▶ [TO DO]:
Copy every entry exactly.
*** Begin section ***
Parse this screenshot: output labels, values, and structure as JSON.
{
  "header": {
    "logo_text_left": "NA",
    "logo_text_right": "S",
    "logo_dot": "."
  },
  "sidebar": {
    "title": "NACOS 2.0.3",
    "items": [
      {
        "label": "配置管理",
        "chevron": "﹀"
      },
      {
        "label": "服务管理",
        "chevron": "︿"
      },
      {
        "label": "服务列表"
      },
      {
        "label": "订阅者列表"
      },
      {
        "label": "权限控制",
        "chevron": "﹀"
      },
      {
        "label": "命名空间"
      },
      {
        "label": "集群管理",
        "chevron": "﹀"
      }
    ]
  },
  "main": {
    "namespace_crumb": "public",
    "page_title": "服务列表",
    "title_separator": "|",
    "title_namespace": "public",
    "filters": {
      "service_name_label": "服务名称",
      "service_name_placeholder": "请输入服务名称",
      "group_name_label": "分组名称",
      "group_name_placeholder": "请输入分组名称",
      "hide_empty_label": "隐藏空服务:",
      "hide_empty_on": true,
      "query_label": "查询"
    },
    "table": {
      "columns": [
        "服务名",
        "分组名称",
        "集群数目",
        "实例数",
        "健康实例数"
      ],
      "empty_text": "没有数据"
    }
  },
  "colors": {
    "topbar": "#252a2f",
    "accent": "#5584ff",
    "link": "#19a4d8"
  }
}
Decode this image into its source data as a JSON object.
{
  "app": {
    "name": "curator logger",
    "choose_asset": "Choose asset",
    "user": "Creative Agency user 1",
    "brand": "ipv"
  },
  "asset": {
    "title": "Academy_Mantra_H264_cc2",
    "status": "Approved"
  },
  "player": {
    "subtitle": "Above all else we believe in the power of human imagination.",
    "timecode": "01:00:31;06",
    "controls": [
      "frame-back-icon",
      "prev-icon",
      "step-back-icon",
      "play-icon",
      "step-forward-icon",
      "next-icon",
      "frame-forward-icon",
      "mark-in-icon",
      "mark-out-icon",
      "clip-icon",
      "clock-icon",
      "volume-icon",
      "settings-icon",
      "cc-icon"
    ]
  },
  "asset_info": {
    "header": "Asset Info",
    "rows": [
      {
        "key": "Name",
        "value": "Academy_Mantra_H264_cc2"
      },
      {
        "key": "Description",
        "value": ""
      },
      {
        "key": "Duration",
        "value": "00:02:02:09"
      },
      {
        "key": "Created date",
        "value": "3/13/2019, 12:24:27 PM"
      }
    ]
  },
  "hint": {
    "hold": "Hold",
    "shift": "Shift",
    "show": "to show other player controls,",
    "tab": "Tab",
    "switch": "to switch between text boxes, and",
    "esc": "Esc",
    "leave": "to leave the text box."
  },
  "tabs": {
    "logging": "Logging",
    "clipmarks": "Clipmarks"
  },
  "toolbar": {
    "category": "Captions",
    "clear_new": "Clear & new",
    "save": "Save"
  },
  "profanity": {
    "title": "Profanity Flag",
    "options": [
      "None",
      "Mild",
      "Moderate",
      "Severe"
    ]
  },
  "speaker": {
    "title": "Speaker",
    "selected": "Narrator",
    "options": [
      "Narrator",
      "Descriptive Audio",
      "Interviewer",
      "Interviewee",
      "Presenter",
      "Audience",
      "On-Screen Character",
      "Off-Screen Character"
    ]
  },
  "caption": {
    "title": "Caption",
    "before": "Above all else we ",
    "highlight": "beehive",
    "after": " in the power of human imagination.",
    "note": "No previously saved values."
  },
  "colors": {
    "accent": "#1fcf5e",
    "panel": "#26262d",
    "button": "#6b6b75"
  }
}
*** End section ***
▶ [EXERCISE SOLUTION]:
Parse this screenshot: output labels, values, and structure as JSON.
{
  "header": {
    "logo_text_left": "NA",
    "logo_text_right": "S",
    "logo_dot": "."
  },
  "sidebar": {
    "title": "NACOS 2.0.3",
    "items": [
      {
        "label": "配置管理",
        "chevron": "﹀"
      },
      {
        "label": "服务管理",
        "chevron": "︿"
      },
      {
        "label": "服务列表"
      },
      {
        "label": "订阅者列表"
      },
      {
        "label": "权限控制",
        "chevron": "﹀"
      },
      {
        "label": "命名空间"
      },
      {
        "label": "集群管理",
        "chevron": "﹀"
      }
    ]
  },
  "main": {
    "namespace_crumb": "public",
    "page_title": "服务列表",
    "title_separator": "|",
    "title_namespace": "public",
    "filters": {
      "service_name_label": "服务名称",
      "service_name_placeholder": "请输入服务名称",
      "group_name_label": "分组名称",
      "group_name_placeholder": "请输入分组名称",
      "hide_empty_label": "隐藏空服务:",
      "hide_empty_on": true,
      "query_label": "查询"
    },
    "table": {
      "columns": [
        "服务名",
        "分组名称",
        "集群数目",
        "实例数",
        "健康实例数"
      ],
      "empty_text": "没有数据"
    }
  },
  "colors": {
    "topbar": "#252a2f",
    "accent": "#5584ff",
    "link": "#19a4d8"
  }
}
Decode this image into its source data as a JSON object.
{
  "app": {
    "name": "curator logger",
    "choose_asset": "Choose asset",
    "user": "Creative Agency user 1",
    "brand": "ipv"
  },
  "asset": {
    "title": "Academy_Mantra_H264_cc2",
    "status": "Approved"
  },
  "player": {
    "subtitle": "Above all else we believe in the power of human imagination.",
    "timecode": "01:00:31;06",
    "controls": [
      "frame-back-icon",
      "prev-icon",
      "step-back-icon",
      "play-icon",
      "step-forward-icon",
      "next-icon",
      "frame-forward-icon",
      "mark-in-icon",
      "mark-out-icon",
      "clip-icon",
      "clock-icon",
      "volume-icon",
      "settings-icon",
      "cc-icon"
    ]
  },
  "asset_info": {
    "header": "Asset Info",
    "rows": [
      {
        "key": "Name",
        "value": "Academy_Mantra_H264_cc2"
      },
      {
        "key": "Description",
        "value": ""
      },
      {
        "key": "Duration",
        "value": "00:02:02:09"
      },
      {
        "key": "Created date",
        "value": "3/13/2019, 12:24:27 PM"
      }
    ]
  },
  "hint": {
    "hold": "Hold",
    "shift": "Shift",
    "show": "to show other player controls,",
    "tab": "Tab",
    "switch": "to switch between text boxes, and",
    "esc": "Esc",
    "leave": "to leave the text box."
  },
  "tabs": {
    "logging": "Logging",
    "clipmarks": "Clipmarks"
  },
  "toolbar": {
    "category": "Captions",
    "clear_new": "Clear & new",
    "save": "Save"
  },
  "profanity": {
    "title": "Profanity Flag",
    "options": [
      "None",
      "Mild",
      "Moderate",
      "Severe"
    ]
  },
  "speaker": {
    "title": "Speaker",
    "selected": "Narrator",
    "options": [
      "Narrator",
      "Descriptive Audio",
      "Interviewer",
      "Interviewee",
      "Presenter",
      "Audience",
      "On-Screen Character",
      "Off-Screen Character"
    ]
  },
  "caption": {
    "title": "Caption",
    "before": "Above all else we ",
    "highlight": "beehive",
    "after": " in the power of human imagination.",
    "note": "No previously saved values."
  },
  "colors": {
    "accent": "#1fcf5e",
    "panel": "#26262d",
    "button": "#6b6b75"
  }
}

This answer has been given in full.